A glass bed is one of the more popular choices for replacing your Ender 3 or 3D printer’s bed. One of the key benefits is the flatness of glass surfaces. These beds also have a microporous composite coating that improves adhesion. It is durable and sturdy so you won’t have to replace it like other bed surfaces.
Glass is also really easy to clean with a little heat, water/isopropyl alcohol and a cloth. You can even run it under a warm tap with soapy water for a more thorough cleaning.
Do remember to re-calibrate your Z-axis since the glass bed has a decent amount of height to it, or you’ll risk the nozzle digging into the glass surface and leaving potential damage.
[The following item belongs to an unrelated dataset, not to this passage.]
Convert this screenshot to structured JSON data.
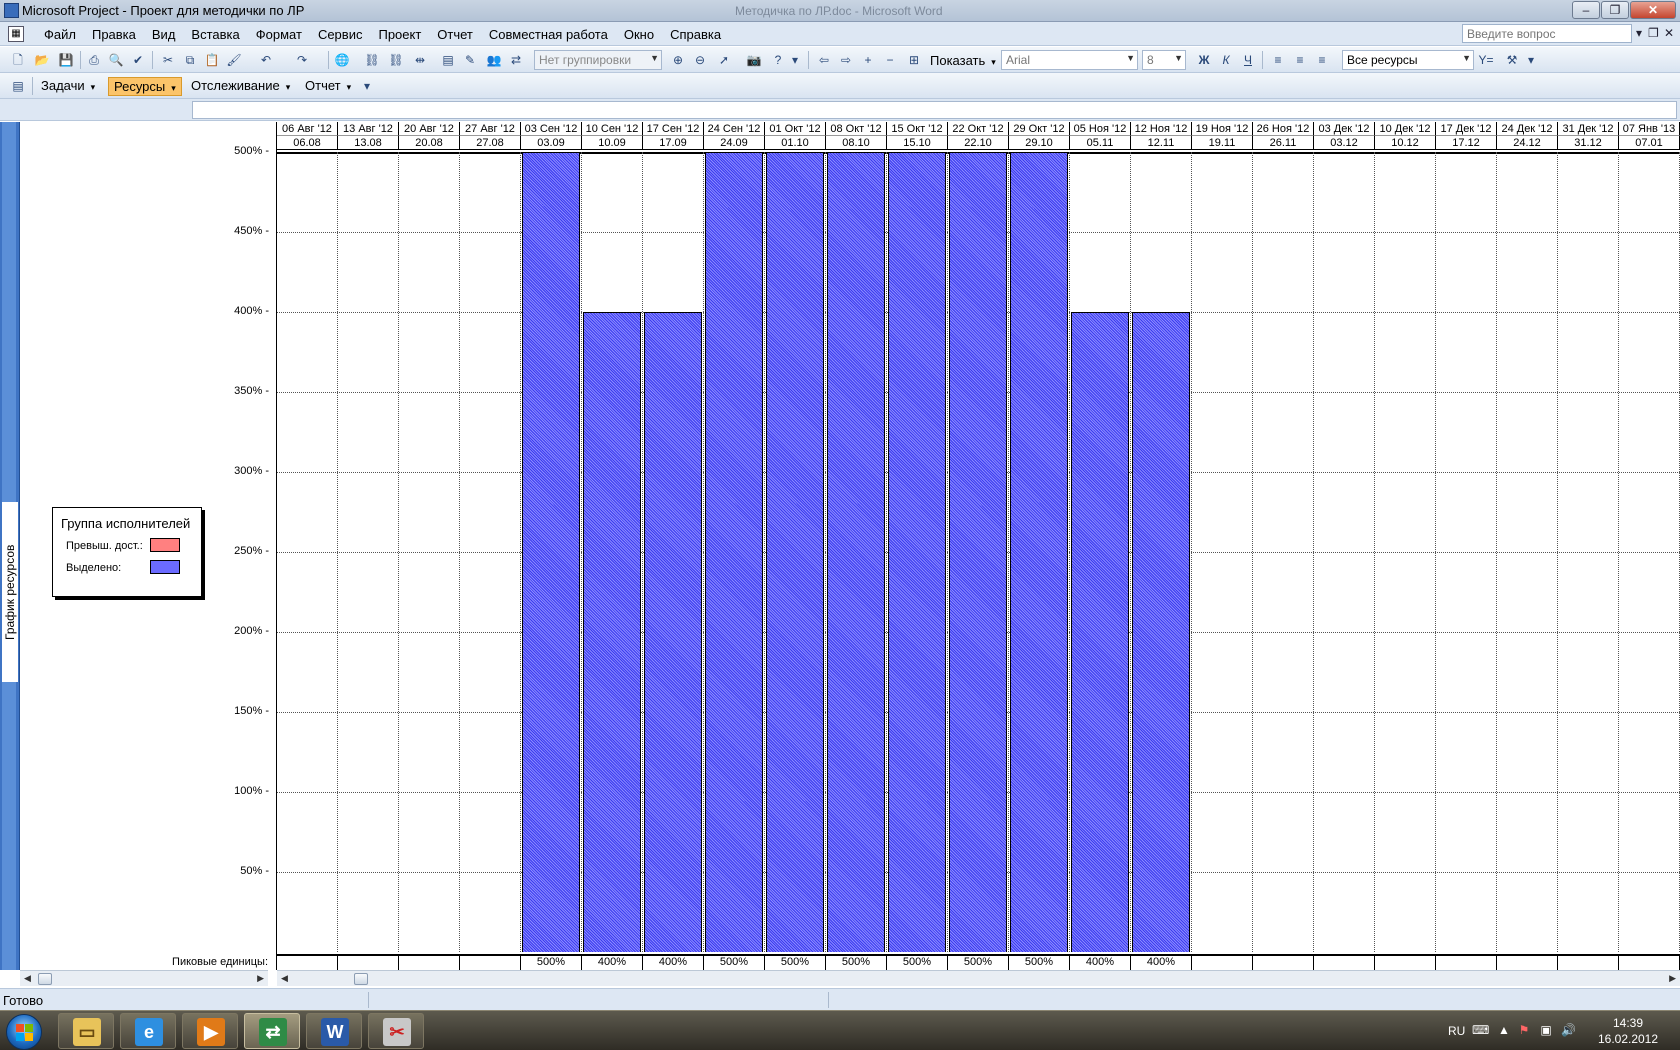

You can either raise your Z-endstop or make adjustments to the leveling knobs and screws to account for the height of the bed.
Glass beds are great for larger models, where having a level bed is very important. The bottom of your models should look a lot better as well, leaving a smooth mirror finish.
Best Magnetic Build Plate for 3D Printing
The best magnetic build plate is the spring steel with a PEI sheet. You can also get a spring steel sheet with a powder coated PEI on it. It has a similar advantage as the glass build surface because of the steel’s rigidity. You can easily get the prints up by flexing them so the prints can pop off.
However, when printing PETG on PEI, you should use a glue stick to prevent the material from adhering too well to the build surface.
A user who used the glass build platform said it printed well but it was difficult to detach prints with large surfaces from the platform. They tried the flexible PEI plate and their prints stuck well and came off easily when flexed.
Again, you can get the HICTOP Flexible Steel Bed with PEI Surface from Amazon.
A user who reviewed the PEI said they researched and discovered that a lot of people recommend the PEI magnetic sheet. They ordered the sheet and installation, cleaned the surface with 91% Isopropyl alcohol, and started a print.
The print stuck to the bed perfectly and after printing, they pulled off the magnetic PEI sheet and the print popped right off.
Check out the video below by CHEP showing off a PEI bed on an Ender 3.
Is Glass Build Plate Better for 3D Printing?
Judging from different users’ reviews about the glass build surface, it may not be the best choice for 3D printing compared to other build surfaces. So many users mentioned other build plates that they prefer to glass build surfaces, especially the PEI surface beds.
The glass build plate sometimes needs some coating such as hairspray or glue sticks to increase adhesion, unless you give it a really good clean and use enough heat from the bed. PETG may have adhesion issues if the build plate is not well sprayed with hairspray or glue stick.
A user said whenever they print PETG without their glue stick, they always have adhesion issues and they always use it in printing especially small parts.
Glass can be a poor conductor of heat which is one of the reasons why it may not be a better choice for 3D printing. Several users recommend the PEI instead of a glass build plate.
Do All 3D Printers Have the Same Print Bed?
No, all 3D printers do not have the same print bed. Borosilicate glass beds are a popular choice with 3D printer manufacturers, as well as magnetic beds but these usually last a few months before needing replacement. You can check which bed your 3D printer would come with by simply checking the product page.
3D printers also come with print beds that fit in their various builds. Depending on the model of the printer, the print bed can be stationary or move in a specific direction. They can also have different surfaces such as glass, aluminum, PEI, BuildTak, and others.